Frankenstein, or the Modern Prometheus (its full title) is on my bucket list of books to read. I haven’t read it, but so want to. Written by Mary Shelley, wife of the poet Percy Shelley, in 1818, it tells the story of Dr Frankenstein, and his monster created in a science experiment to bring life back to a body. Instead of the beautiful creature of his dream, Dr Frankenstein finds he has created a grotesque, misshapen monster. He flees from his monster, which leads it to murder his brother. After following his creature into the mountains, the creature then tells Dr Frankenstein his tale of discovering what he really was, hideous. He begs the doctor to make him mate, to allow him some happiness. The doctor reluctantly agrees. After starting work on the companion for his monster, Dr Frankenstein becomes plagued with the thought of his monster and its mate breeding a new race just like them, and destroys the mate. The monster sees and threatens the doctor’s life, and those he loves. After killing the doctor’s wife on their wedding night, the monster flees to the North Pole, where both the Doctor and his creation meet their end.
The book has been remade into films quite a few times. It was first made into numerous stage shows that retold the story of Dr Frankenstein and his monster. Others talked about the fate of the creature, and were more loosely based on the novel. There have been lots of TV shows and movies made based on the creation of the monster including The Rocky Horror Picture Show and Frankenstein: The True Story. It has been accepted into popular culture with the monster becoming the Halloween costume of choice for many children.

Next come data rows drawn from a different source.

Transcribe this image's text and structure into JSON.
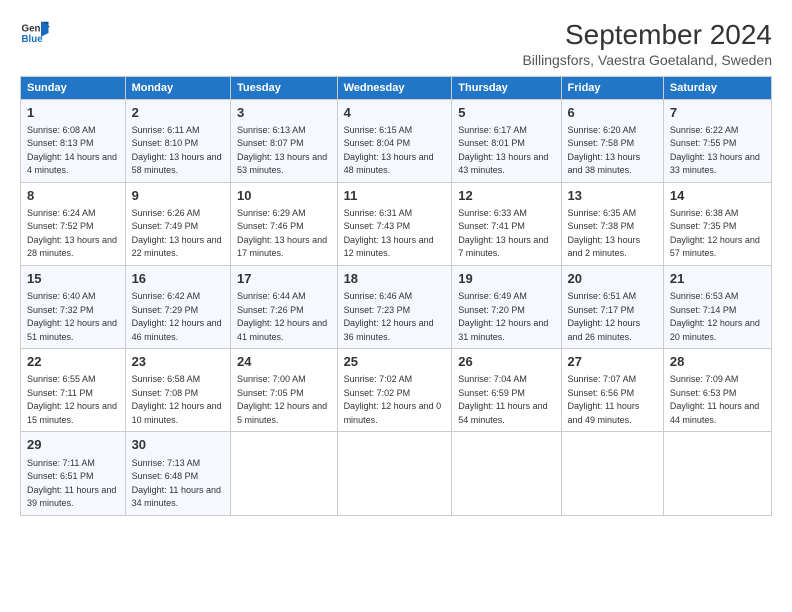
{
  "logo": {
    "line1": "General",
    "line2": "Blue"
  },
  "title": "September 2024",
  "subtitle": "Billingsfors, Vaestra Goetaland, Sweden",
  "days_of_week": [
    "Sunday",
    "Monday",
    "Tuesday",
    "Wednesday",
    "Thursday",
    "Friday",
    "Saturday"
  ],
  "weeks": [
    [
      {
        "num": "1",
        "sunrise": "6:08 AM",
        "sunset": "8:13 PM",
        "daylight": "14 hours and 4 minutes."
      },
      {
        "num": "2",
        "sunrise": "6:11 AM",
        "sunset": "8:10 PM",
        "daylight": "13 hours and 58 minutes."
      },
      {
        "num": "3",
        "sunrise": "6:13 AM",
        "sunset": "8:07 PM",
        "daylight": "13 hours and 53 minutes."
      },
      {
        "num": "4",
        "sunrise": "6:15 AM",
        "sunset": "8:04 PM",
        "daylight": "13 hours and 48 minutes."
      },
      {
        "num": "5",
        "sunrise": "6:17 AM",
        "sunset": "8:01 PM",
        "daylight": "13 hours and 43 minutes."
      },
      {
        "num": "6",
        "sunrise": "6:20 AM",
        "sunset": "7:58 PM",
        "daylight": "13 hours and 38 minutes."
      },
      {
        "num": "7",
        "sunrise": "6:22 AM",
        "sunset": "7:55 PM",
        "daylight": "13 hours and 33 minutes."
      }
    ],
    [
      {
        "num": "8",
        "sunrise": "6:24 AM",
        "sunset": "7:52 PM",
        "daylight": "13 hours and 28 minutes."
      },
      {
        "num": "9",
        "sunrise": "6:26 AM",
        "sunset": "7:49 PM",
        "daylight": "13 hours and 22 minutes."
      },
      {
        "num": "10",
        "sunrise": "6:29 AM",
        "sunset": "7:46 PM",
        "daylight": "13 hours and 17 minutes."
      },
      {
        "num": "11",
        "sunrise": "6:31 AM",
        "sunset": "7:43 PM",
        "daylight": "13 hours and 12 minutes."
      },
      {
        "num": "12",
        "sunrise": "6:33 AM",
        "sunset": "7:41 PM",
        "daylight": "13 hours and 7 minutes."
      },
      {
        "num": "13",
        "sunrise": "6:35 AM",
        "sunset": "7:38 PM",
        "daylight": "13 hours and 2 minutes."
      },
      {
        "num": "14",
        "sunrise": "6:38 AM",
        "sunset": "7:35 PM",
        "daylight": "12 hours and 57 minutes."
      }
    ],
    [
      {
        "num": "15",
        "sunrise": "6:40 AM",
        "sunset": "7:32 PM",
        "daylight": "12 hours and 51 minutes."
      },
      {
        "num": "16",
        "sunrise": "6:42 AM",
        "sunset": "7:29 PM",
        "daylight": "12 hours and 46 minutes."
      },
      {
        "num": "17",
        "sunrise": "6:44 AM",
        "sunset": "7:26 PM",
        "daylight": "12 hours and 41 minutes."
      },
      {
        "num": "18",
        "sunrise": "6:46 AM",
        "sunset": "7:23 PM",
        "daylight": "12 hours and 36 minutes."
      },
      {
        "num": "19",
        "sunrise": "6:49 AM",
        "sunset": "7:20 PM",
        "daylight": "12 hours and 31 minutes."
      },
      {
        "num": "20",
        "sunrise": "6:51 AM",
        "sunset": "7:17 PM",
        "daylight": "12 hours and 26 minutes."
      },
      {
        "num": "21",
        "sunrise": "6:53 AM",
        "sunset": "7:14 PM",
        "daylight": "12 hours and 20 minutes."
      }
    ],
    [
      {
        "num": "22",
        "sunrise": "6:55 AM",
        "sunset": "7:11 PM",
        "daylight": "12 hours and 15 minutes."
      },
      {
        "num": "23",
        "sunrise": "6:58 AM",
        "sunset": "7:08 PM",
        "daylight": "12 hours and 10 minutes."
      },
      {
        "num": "24",
        "sunrise": "7:00 AM",
        "sunset": "7:05 PM",
        "daylight": "12 hours and 5 minutes."
      },
      {
        "num": "25",
        "sunrise": "7:02 AM",
        "sunset": "7:02 PM",
        "daylight": "12 hours and 0 minutes."
      },
      {
        "num": "26",
        "sunrise": "7:04 AM",
        "sunset": "6:59 PM",
        "daylight": "11 hours and 54 minutes."
      },
      {
        "num": "27",
        "sunrise": "7:07 AM",
        "sunset": "6:56 PM",
        "daylight": "11 hours and 49 minutes."
      },
      {
        "num": "28",
        "sunrise": "7:09 AM",
        "sunset": "6:53 PM",
        "daylight": "11 hours and 44 minutes."
      }
    ],
    [
      {
        "num": "29",
        "sunrise": "7:11 AM",
        "sunset": "6:51 PM",
        "daylight": "11 hours and 39 minutes."
      },
      {
        "num": "30",
        "sunrise": "7:13 AM",
        "sunset": "6:48 PM",
        "daylight": "11 hours and 34 minutes."
      },
      null,
      null,
      null,
      null,
      null
    ]
  ]
}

For those of you who have also not read the book, you may be wondering why I have just recited the entire plot, and what is the point in reading the book at all? I do read books for the story, who doesn’t? But I also read them for what I get out of them. There’s a difference from books that give you an escape from reality, and those that make you question yourself. Frankenstein is one of those books that does both. It takes questioning yourself and your existence to a completely new level, with the escapism plot line there for those who don’t want to think too hard about it. What books do you read to escape reality? What is the most thought provoking book have you read? Comment below answering either of these, or both if you want.